┌────────

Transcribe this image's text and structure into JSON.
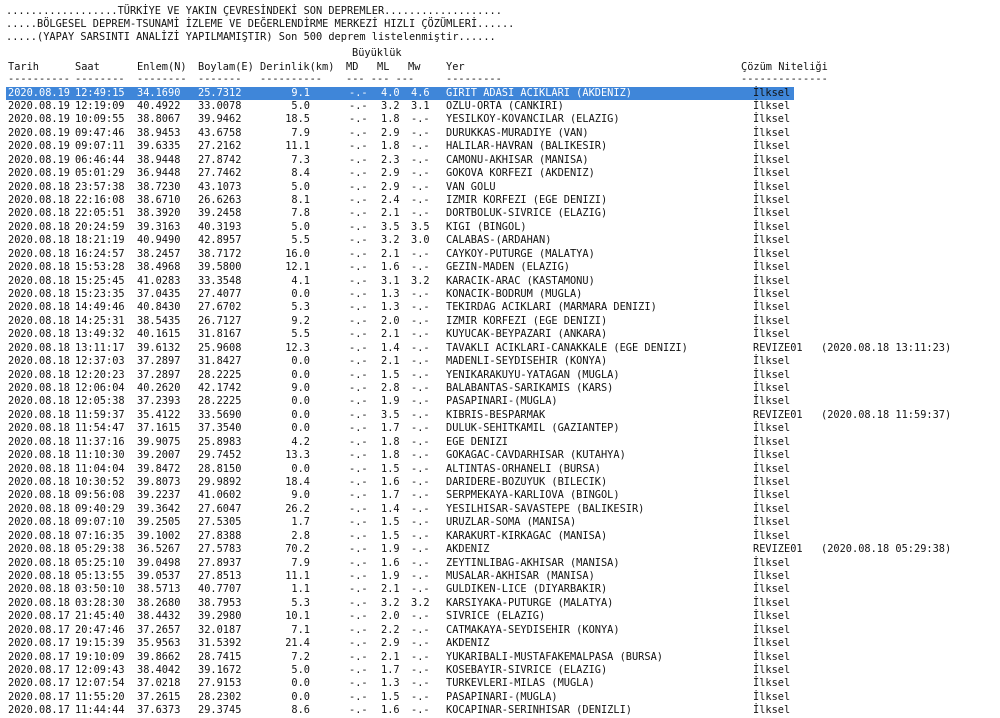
{
  "header": {
    "line1": "..................TÜRKİYE VE YAKIN ÇEVRESİNDEKİ SON DEPREMLER...................",
    "line2": ".....BÖLGESEL DEPREM-TSUNAMİ İZLEME VE DEĞERLENDİRME MERKEZİ HIZLI ÇÖZÜMLERİ......",
    "line3": ".....(YAPAY SARSINTI ANALİZİ YAPILMAMIŞTIR) Son 500 deprem listelenmiştir......"
  },
  "columns": {
    "buyukluk": "Büyüklük",
    "tarih": "Tarih",
    "saat": "Saat",
    "enlem": "Enlem(N)",
    "boylam": "Boylam(E)",
    "derinlik": "Derinlik(km)",
    "md": "MD",
    "ml": "ML",
    "mw": "Mw",
    "yer": "Yer",
    "cozum": "Çözüm Niteliği"
  },
  "dash_lines": {
    "tarih": "----------",
    "saat": "--------",
    "enlem": "--------",
    "boylam": "-------",
    "derinlik": "----------",
    "mag": "--- --- ---",
    "yer": "---------",
    "cozum": "--------------"
  },
  "rows": [
    {
      "date": "2020.08.19",
      "time": "12:49:15",
      "lat": "34.1690",
      "lon": "25.7312",
      "depth": "9.1",
      "md": "-.-",
      "ml": "4.0",
      "mw": "4.6",
      "place": "GIRIT ADASI ACIKLARI (AKDENIZ)",
      "quality": "İlksel",
      "selected": true
    },
    {
      "date": "2020.08.19",
      "time": "12:19:09",
      "lat": "40.4922",
      "lon": "33.0078",
      "depth": "5.0",
      "md": "-.-",
      "ml": "3.2",
      "mw": "3.1",
      "place": "OZLU-ORTA (CANKIRI)",
      "quality": "İlksel"
    },
    {
      "date": "2020.08.19",
      "time": "10:09:55",
      "lat": "38.8067",
      "lon": "39.9462",
      "depth": "18.5",
      "md": "-.-",
      "ml": "1.8",
      "mw": "-.-",
      "place": "YESILKOY-KOVANCILAR (ELAZIG)",
      "quality": "İlksel"
    },
    {
      "date": "2020.08.19",
      "time": "09:47:46",
      "lat": "38.9453",
      "lon": "43.6758",
      "depth": "7.9",
      "md": "-.-",
      "ml": "2.9",
      "mw": "-.-",
      "place": "DURUKKAS-MURADIYE (VAN)",
      "quality": "İlksel"
    },
    {
      "date": "2020.08.19",
      "time": "09:07:11",
      "lat": "39.6335",
      "lon": "27.2162",
      "depth": "11.1",
      "md": "-.-",
      "ml": "1.8",
      "mw": "-.-",
      "place": "HALILAR-HAVRAN (BALIKESIR)",
      "quality": "İlksel"
    },
    {
      "date": "2020.08.19",
      "time": "06:46:44",
      "lat": "38.9448",
      "lon": "27.8742",
      "depth": "7.3",
      "md": "-.-",
      "ml": "2.3",
      "mw": "-.-",
      "place": "CAMONU-AKHISAR (MANISA)",
      "quality": "İlksel"
    },
    {
      "date": "2020.08.19",
      "time": "05:01:29",
      "lat": "36.9448",
      "lon": "27.7462",
      "depth": "8.4",
      "md": "-.-",
      "ml": "2.9",
      "mw": "-.-",
      "place": "GOKOVA KORFEZI (AKDENIZ)",
      "quality": "İlksel"
    },
    {
      "date": "2020.08.18",
      "time": "23:57:38",
      "lat": "38.7230",
      "lon": "43.1073",
      "depth": "5.0",
      "md": "-.-",
      "ml": "2.9",
      "mw": "-.-",
      "place": "VAN GOLU",
      "quality": "İlksel"
    },
    {
      "date": "2020.08.18",
      "time": "22:16:08",
      "lat": "38.6710",
      "lon": "26.6263",
      "depth": "8.1",
      "md": "-.-",
      "ml": "2.4",
      "mw": "-.-",
      "place": "IZMIR KORFEZI (EGE DENIZI)",
      "quality": "İlksel"
    },
    {
      "date": "2020.08.18",
      "time": "22:05:51",
      "lat": "38.3920",
      "lon": "39.2458",
      "depth": "7.8",
      "md": "-.-",
      "ml": "2.1",
      "mw": "-.-",
      "place": "DORTBOLUK-SIVRICE (ELAZIG)",
      "quality": "İlksel"
    },
    {
      "date": "2020.08.18",
      "time": "20:24:59",
      "lat": "39.3163",
      "lon": "40.3193",
      "depth": "5.0",
      "md": "-.-",
      "ml": "3.5",
      "mw": "3.5",
      "place": "KIGI (BINGOL)",
      "quality": "İlksel"
    },
    {
      "date": "2020.08.18",
      "time": "18:21:19",
      "lat": "40.9490",
      "lon": "42.8957",
      "depth": "5.5",
      "md": "-.-",
      "ml": "3.2",
      "mw": "3.0",
      "place": "CALABAS-(ARDAHAN)",
      "quality": "İlksel"
    },
    {
      "date": "2020.08.18",
      "time": "16:24:57",
      "lat": "38.2457",
      "lon": "38.7172",
      "depth": "16.0",
      "md": "-.-",
      "ml": "2.1",
      "mw": "-.-",
      "place": "CAYKOY-PUTURGE (MALATYA)",
      "quality": "İlksel"
    },
    {
      "date": "2020.08.18",
      "time": "15:53:28",
      "lat": "38.4968",
      "lon": "39.5800",
      "depth": "12.1",
      "md": "-.-",
      "ml": "1.6",
      "mw": "-.-",
      "place": "GEZIN-MADEN (ELAZIG)",
      "quality": "İlksel"
    },
    {
      "date": "2020.08.18",
      "time": "15:25:45",
      "lat": "41.0283",
      "lon": "33.3548",
      "depth": "4.1",
      "md": "-.-",
      "ml": "3.1",
      "mw": "3.2",
      "place": "KARACIK-ARAC (KASTAMONU)",
      "quality": "İlksel"
    },
    {
      "date": "2020.08.18",
      "time": "15:23:35",
      "lat": "37.0435",
      "lon": "27.4077",
      "depth": "0.0",
      "md": "-.-",
      "ml": "1.3",
      "mw": "-.-",
      "place": "KONACIK-BODRUM (MUGLA)",
      "quality": "İlksel"
    },
    {
      "date": "2020.08.18",
      "time": "14:49:46",
      "lat": "40.8430",
      "lon": "27.6702",
      "depth": "5.3",
      "md": "-.-",
      "ml": "1.3",
      "mw": "-.-",
      "place": "TEKIRDAG ACIKLARI (MARMARA DENIZI)",
      "quality": "İlksel"
    },
    {
      "date": "2020.08.18",
      "time": "14:25:31",
      "lat": "38.5435",
      "lon": "26.7127",
      "depth": "9.2",
      "md": "-.-",
      "ml": "2.0",
      "mw": "-.-",
      "place": "IZMIR KORFEZI (EGE DENIZI)",
      "quality": "İlksel"
    },
    {
      "date": "2020.08.18",
      "time": "13:49:32",
      "lat": "40.1615",
      "lon": "31.8167",
      "depth": "5.5",
      "md": "-.-",
      "ml": "2.1",
      "mw": "-.-",
      "place": "KUYUCAK-BEYPAZARI (ANKARA)",
      "quality": "İlksel"
    },
    {
      "date": "2020.08.18",
      "time": "13:11:17",
      "lat": "39.6132",
      "lon": "25.9608",
      "depth": "12.3",
      "md": "-.-",
      "ml": "1.4",
      "mw": "-.-",
      "place": "TAVAKLI ACIKLARI-CANAKKALE (EGE DENIZI)",
      "quality": "REVIZE01",
      "revised": "(2020.08.18 13:11:23)"
    },
    {
      "date": "2020.08.18",
      "time": "12:37:03",
      "lat": "37.2897",
      "lon": "31.8427",
      "depth": "0.0",
      "md": "-.-",
      "ml": "2.1",
      "mw": "-.-",
      "place": "MADENLI-SEYDISEHIR (KONYA)",
      "quality": "İlksel"
    },
    {
      "date": "2020.08.18",
      "time": "12:20:23",
      "lat": "37.2897",
      "lon": "28.2225",
      "depth": "0.0",
      "md": "-.-",
      "ml": "1.5",
      "mw": "-.-",
      "place": "YENIKARAKUYU-YATAGAN (MUGLA)",
      "quality": "İlksel"
    },
    {
      "date": "2020.08.18",
      "time": "12:06:04",
      "lat": "40.2620",
      "lon": "42.1742",
      "depth": "9.0",
      "md": "-.-",
      "ml": "2.8",
      "mw": "-.-",
      "place": "BALABANTAS-SARIKAMIS (KARS)",
      "quality": "İlksel"
    },
    {
      "date": "2020.08.18",
      "time": "12:05:38",
      "lat": "37.2393",
      "lon": "28.2225",
      "depth": "0.0",
      "md": "-.-",
      "ml": "1.9",
      "mw": "-.-",
      "place": "PASAPINARI-(MUGLA)",
      "quality": "İlksel"
    },
    {
      "date": "2020.08.18",
      "time": "11:59:37",
      "lat": "35.4122",
      "lon": "33.5690",
      "depth": "0.0",
      "md": "-.-",
      "ml": "3.5",
      "mw": "-.-",
      "place": "KIBRIS-BESPARMAK",
      "quality": "REVIZE01",
      "revised": "(2020.08.18 11:59:37)"
    },
    {
      "date": "2020.08.18",
      "time": "11:54:47",
      "lat": "37.1615",
      "lon": "37.3540",
      "depth": "0.0",
      "md": "-.-",
      "ml": "1.7",
      "mw": "-.-",
      "place": "DULUK-SEHITKAMIL (GAZIANTEP)",
      "quality": "İlksel"
    },
    {
      "date": "2020.08.18",
      "time": "11:37:16",
      "lat": "39.9075",
      "lon": "25.8983",
      "depth": "4.2",
      "md": "-.-",
      "ml": "1.8",
      "mw": "-.-",
      "place": "EGE DENIZI",
      "quality": "İlksel"
    },
    {
      "date": "2020.08.18",
      "time": "11:10:30",
      "lat": "39.2007",
      "lon": "29.7452",
      "depth": "13.3",
      "md": "-.-",
      "ml": "1.8",
      "mw": "-.-",
      "place": "GOKAGAC-CAVDARHISAR (KUTAHYA)",
      "quality": "İlksel"
    },
    {
      "date": "2020.08.18",
      "time": "11:04:04",
      "lat": "39.8472",
      "lon": "28.8150",
      "depth": "0.0",
      "md": "-.-",
      "ml": "1.5",
      "mw": "-.-",
      "place": "ALTINTAS-ORHANELI (BURSA)",
      "quality": "İlksel"
    },
    {
      "date": "2020.08.18",
      "time": "10:30:52",
      "lat": "39.8073",
      "lon": "29.9892",
      "depth": "18.4",
      "md": "-.-",
      "ml": "1.6",
      "mw": "-.-",
      "place": "DARIDERE-BOZUYUK (BILECIK)",
      "quality": "İlksel"
    },
    {
      "date": "2020.08.18",
      "time": "09:56:08",
      "lat": "39.2237",
      "lon": "41.0602",
      "depth": "9.0",
      "md": "-.-",
      "ml": "1.7",
      "mw": "-.-",
      "place": "SERPMEKAYA-KARLIOVA (BINGOL)",
      "quality": "İlksel"
    },
    {
      "date": "2020.08.18",
      "time": "09:40:29",
      "lat": "39.3642",
      "lon": "27.6047",
      "depth": "26.2",
      "md": "-.-",
      "ml": "1.4",
      "mw": "-.-",
      "place": "YESILHISAR-SAVASTEPE (BALIKESIR)",
      "quality": "İlksel"
    },
    {
      "date": "2020.08.18",
      "time": "09:07:10",
      "lat": "39.2505",
      "lon": "27.5305",
      "depth": "1.7",
      "md": "-.-",
      "ml": "1.5",
      "mw": "-.-",
      "place": "URUZLAR-SOMA (MANISA)",
      "quality": "İlksel"
    },
    {
      "date": "2020.08.18",
      "time": "07:16:35",
      "lat": "39.1002",
      "lon": "27.8388",
      "depth": "2.8",
      "md": "-.-",
      "ml": "1.5",
      "mw": "-.-",
      "place": "KARAKURT-KIRKAGAC (MANISA)",
      "quality": "İlksel"
    },
    {
      "date": "2020.08.18",
      "time": "05:29:38",
      "lat": "36.5267",
      "lon": "27.5783",
      "depth": "70.2",
      "md": "-.-",
      "ml": "1.9",
      "mw": "-.-",
      "place": "AKDENIZ",
      "quality": "REVIZE01",
      "revised": "(2020.08.18 05:29:38)"
    },
    {
      "date": "2020.08.18",
      "time": "05:25:10",
      "lat": "39.0498",
      "lon": "27.8937",
      "depth": "7.9",
      "md": "-.-",
      "ml": "1.6",
      "mw": "-.-",
      "place": "ZEYTINLIBAG-AKHISAR (MANISA)",
      "quality": "İlksel"
    },
    {
      "date": "2020.08.18",
      "time": "05:13:55",
      "lat": "39.0537",
      "lon": "27.8513",
      "depth": "11.1",
      "md": "-.-",
      "ml": "1.9",
      "mw": "-.-",
      "place": "MUSALAR-AKHISAR (MANISA)",
      "quality": "İlksel"
    },
    {
      "date": "2020.08.18",
      "time": "03:50:10",
      "lat": "38.5713",
      "lon": "40.7707",
      "depth": "1.1",
      "md": "-.-",
      "ml": "2.1",
      "mw": "-.-",
      "place": "GULDIKEN-LICE (DIYARBAKIR)",
      "quality": "İlksel"
    },
    {
      "date": "2020.08.18",
      "time": "03:28:30",
      "lat": "38.2680",
      "lon": "38.7953",
      "depth": "5.3",
      "md": "-.-",
      "ml": "3.2",
      "mw": "3.2",
      "place": "KARSIYAKA-PUTURGE (MALATYA)",
      "quality": "İlksel"
    },
    {
      "date": "2020.08.17",
      "time": "21:45:40",
      "lat": "38.4432",
      "lon": "39.2980",
      "depth": "10.1",
      "md": "-.-",
      "ml": "2.0",
      "mw": "-.-",
      "place": "SIVRICE (ELAZIG)",
      "quality": "İlksel"
    },
    {
      "date": "2020.08.17",
      "time": "20:47:46",
      "lat": "37.2657",
      "lon": "32.0187",
      "depth": "7.1",
      "md": "-.-",
      "ml": "2.2",
      "mw": "-.-",
      "place": "CATMAKAYA-SEYDISEHIR (KONYA)",
      "quality": "İlksel"
    },
    {
      "date": "2020.08.17",
      "time": "19:15:39",
      "lat": "35.9563",
      "lon": "31.5392",
      "depth": "21.4",
      "md": "-.-",
      "ml": "2.9",
      "mw": "-.-",
      "place": "AKDENIZ",
      "quality": "İlksel"
    },
    {
      "date": "2020.08.17",
      "time": "19:10:09",
      "lat": "39.8662",
      "lon": "28.7415",
      "depth": "7.2",
      "md": "-.-",
      "ml": "2.1",
      "mw": "-.-",
      "place": "YUKARIBALI-MUSTAFAKEMALPASA (BURSA)",
      "quality": "İlksel"
    },
    {
      "date": "2020.08.17",
      "time": "12:09:43",
      "lat": "38.4042",
      "lon": "39.1672",
      "depth": "5.0",
      "md": "-.-",
      "ml": "1.7",
      "mw": "-.-",
      "place": "KOSEBAYIR-SIVRICE (ELAZIG)",
      "quality": "İlksel"
    },
    {
      "date": "2020.08.17",
      "time": "12:07:54",
      "lat": "37.0218",
      "lon": "27.9153",
      "depth": "0.0",
      "md": "-.-",
      "ml": "1.3",
      "mw": "-.-",
      "place": "TURKEVLERI-MILAS (MUGLA)",
      "quality": "İlksel"
    },
    {
      "date": "2020.08.17",
      "time": "11:55:20",
      "lat": "37.2615",
      "lon": "28.2302",
      "depth": "0.0",
      "md": "-.-",
      "ml": "1.5",
      "mw": "-.-",
      "place": "PASAPINARI-(MUGLA)",
      "quality": "İlksel"
    },
    {
      "date": "2020.08.17",
      "time": "11:44:44",
      "lat": "37.6373",
      "lon": "29.3745",
      "depth": "8.6",
      "md": "-.-",
      "ml": "1.6",
      "mw": "-.-",
      "place": "KOCAPINAR-SERINHISAR (DENIZLI)",
      "quality": "İlksel"
    }
  ]
}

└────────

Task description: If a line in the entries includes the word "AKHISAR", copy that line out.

Finished task:
      "place": "CAMONU-AKHISAR (MANISA)",
      "place": "ZEYTINLIBAG-AKHISAR (MANISA)",
      "place": "MUSALAR-AKHISAR (MANISA)",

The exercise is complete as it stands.